*MATERIAL PROVIDED*:
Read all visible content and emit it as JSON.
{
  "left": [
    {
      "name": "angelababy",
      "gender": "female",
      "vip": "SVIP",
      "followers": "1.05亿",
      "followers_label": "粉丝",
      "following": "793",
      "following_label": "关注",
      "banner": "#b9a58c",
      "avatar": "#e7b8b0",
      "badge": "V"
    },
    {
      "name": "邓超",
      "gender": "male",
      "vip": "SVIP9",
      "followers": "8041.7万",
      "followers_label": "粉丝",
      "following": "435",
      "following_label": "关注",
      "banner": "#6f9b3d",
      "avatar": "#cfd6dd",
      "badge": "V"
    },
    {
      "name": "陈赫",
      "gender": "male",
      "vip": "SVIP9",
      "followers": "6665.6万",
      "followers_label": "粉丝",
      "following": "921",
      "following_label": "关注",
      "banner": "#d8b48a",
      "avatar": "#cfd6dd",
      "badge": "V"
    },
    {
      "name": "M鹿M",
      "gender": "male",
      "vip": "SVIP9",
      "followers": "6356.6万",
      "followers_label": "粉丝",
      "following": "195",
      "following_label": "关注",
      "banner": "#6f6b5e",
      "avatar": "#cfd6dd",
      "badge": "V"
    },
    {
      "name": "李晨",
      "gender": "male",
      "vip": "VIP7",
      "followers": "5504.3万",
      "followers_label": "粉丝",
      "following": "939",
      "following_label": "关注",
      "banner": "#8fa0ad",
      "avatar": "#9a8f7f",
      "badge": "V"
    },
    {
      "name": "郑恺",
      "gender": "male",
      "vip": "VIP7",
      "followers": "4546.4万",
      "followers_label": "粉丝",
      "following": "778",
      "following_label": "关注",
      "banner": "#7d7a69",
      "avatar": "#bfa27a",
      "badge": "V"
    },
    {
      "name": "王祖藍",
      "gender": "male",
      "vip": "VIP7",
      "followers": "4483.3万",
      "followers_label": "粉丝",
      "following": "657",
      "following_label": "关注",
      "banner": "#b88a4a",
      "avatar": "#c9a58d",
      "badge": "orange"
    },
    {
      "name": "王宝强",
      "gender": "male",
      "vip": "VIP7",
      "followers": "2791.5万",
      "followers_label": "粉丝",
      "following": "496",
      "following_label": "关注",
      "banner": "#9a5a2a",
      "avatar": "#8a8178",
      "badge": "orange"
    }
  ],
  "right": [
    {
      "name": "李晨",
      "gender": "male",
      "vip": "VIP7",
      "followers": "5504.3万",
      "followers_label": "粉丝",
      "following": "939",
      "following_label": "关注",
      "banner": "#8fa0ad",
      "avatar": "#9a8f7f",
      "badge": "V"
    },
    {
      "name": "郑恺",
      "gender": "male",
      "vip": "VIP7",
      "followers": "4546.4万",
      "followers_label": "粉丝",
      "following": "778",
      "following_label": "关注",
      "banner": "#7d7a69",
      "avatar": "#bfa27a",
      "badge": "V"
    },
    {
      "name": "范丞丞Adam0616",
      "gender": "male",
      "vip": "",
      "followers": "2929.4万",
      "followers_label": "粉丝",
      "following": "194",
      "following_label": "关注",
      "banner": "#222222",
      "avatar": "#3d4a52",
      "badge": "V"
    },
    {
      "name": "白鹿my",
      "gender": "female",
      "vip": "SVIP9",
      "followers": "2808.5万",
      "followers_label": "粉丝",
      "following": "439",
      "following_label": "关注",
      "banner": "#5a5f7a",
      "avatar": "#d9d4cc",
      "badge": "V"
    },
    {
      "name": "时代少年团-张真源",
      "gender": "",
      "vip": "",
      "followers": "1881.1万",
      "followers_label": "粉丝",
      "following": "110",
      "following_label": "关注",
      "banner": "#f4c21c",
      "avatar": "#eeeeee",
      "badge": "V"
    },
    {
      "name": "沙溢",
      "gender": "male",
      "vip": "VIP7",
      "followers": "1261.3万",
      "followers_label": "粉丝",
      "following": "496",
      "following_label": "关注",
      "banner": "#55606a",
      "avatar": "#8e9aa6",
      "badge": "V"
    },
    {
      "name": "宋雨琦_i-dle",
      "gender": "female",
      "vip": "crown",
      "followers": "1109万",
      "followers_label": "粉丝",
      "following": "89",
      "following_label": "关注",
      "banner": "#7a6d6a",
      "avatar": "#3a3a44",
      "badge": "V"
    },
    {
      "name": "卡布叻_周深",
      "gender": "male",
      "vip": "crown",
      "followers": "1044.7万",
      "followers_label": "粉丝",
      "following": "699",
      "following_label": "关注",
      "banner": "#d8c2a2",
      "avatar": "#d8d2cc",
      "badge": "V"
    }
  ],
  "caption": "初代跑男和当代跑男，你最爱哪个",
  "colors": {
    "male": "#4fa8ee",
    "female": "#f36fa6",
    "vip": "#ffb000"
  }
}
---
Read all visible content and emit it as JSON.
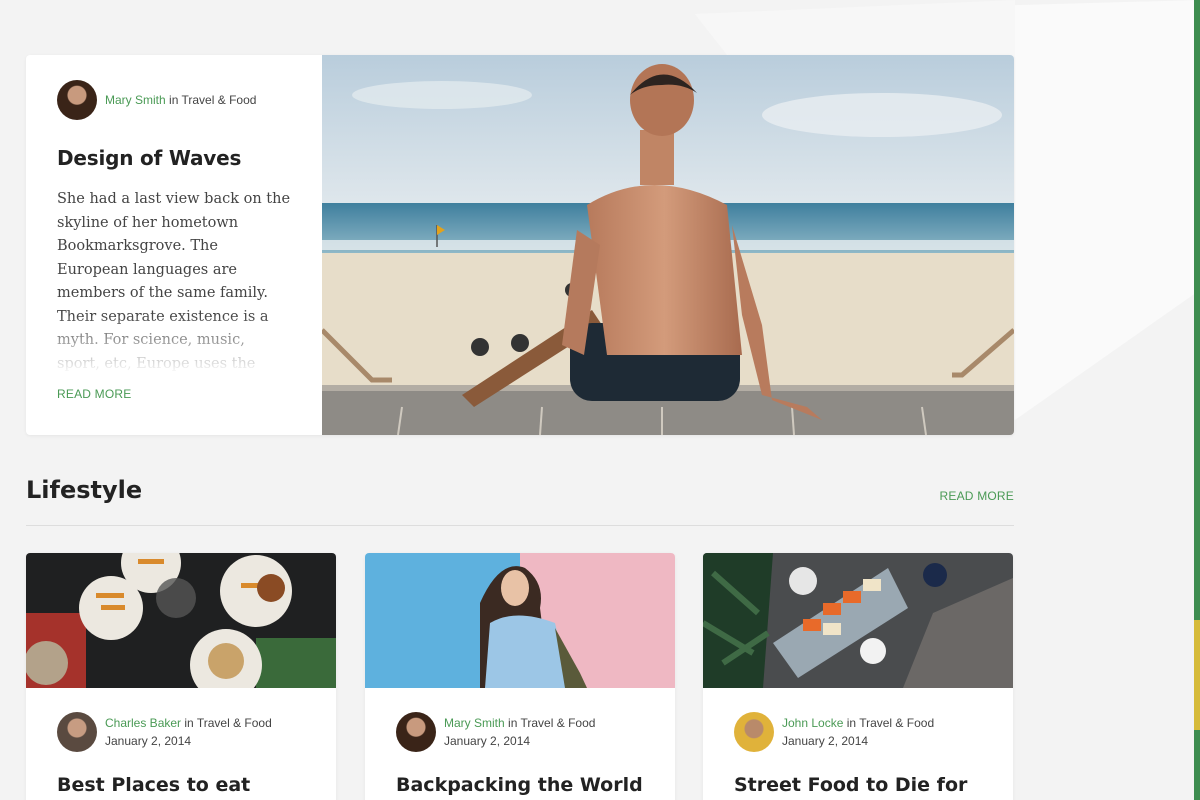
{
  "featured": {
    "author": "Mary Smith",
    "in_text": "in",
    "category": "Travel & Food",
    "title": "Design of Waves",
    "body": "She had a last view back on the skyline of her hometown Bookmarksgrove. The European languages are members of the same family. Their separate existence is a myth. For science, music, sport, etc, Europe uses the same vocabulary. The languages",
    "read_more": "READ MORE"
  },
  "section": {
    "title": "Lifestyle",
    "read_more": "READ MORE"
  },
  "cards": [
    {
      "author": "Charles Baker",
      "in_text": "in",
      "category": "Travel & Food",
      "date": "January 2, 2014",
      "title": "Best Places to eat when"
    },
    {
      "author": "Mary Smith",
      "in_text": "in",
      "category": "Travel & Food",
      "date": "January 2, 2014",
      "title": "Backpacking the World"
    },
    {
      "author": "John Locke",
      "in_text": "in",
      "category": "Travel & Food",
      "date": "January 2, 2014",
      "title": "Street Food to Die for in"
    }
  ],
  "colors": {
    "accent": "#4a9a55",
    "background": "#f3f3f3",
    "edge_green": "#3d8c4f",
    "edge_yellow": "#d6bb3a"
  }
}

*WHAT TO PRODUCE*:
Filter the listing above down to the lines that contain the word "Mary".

*SOLUTION TO THE EXERCISE*:
    "author": "Mary Smith",
      "author": "Mary Smith",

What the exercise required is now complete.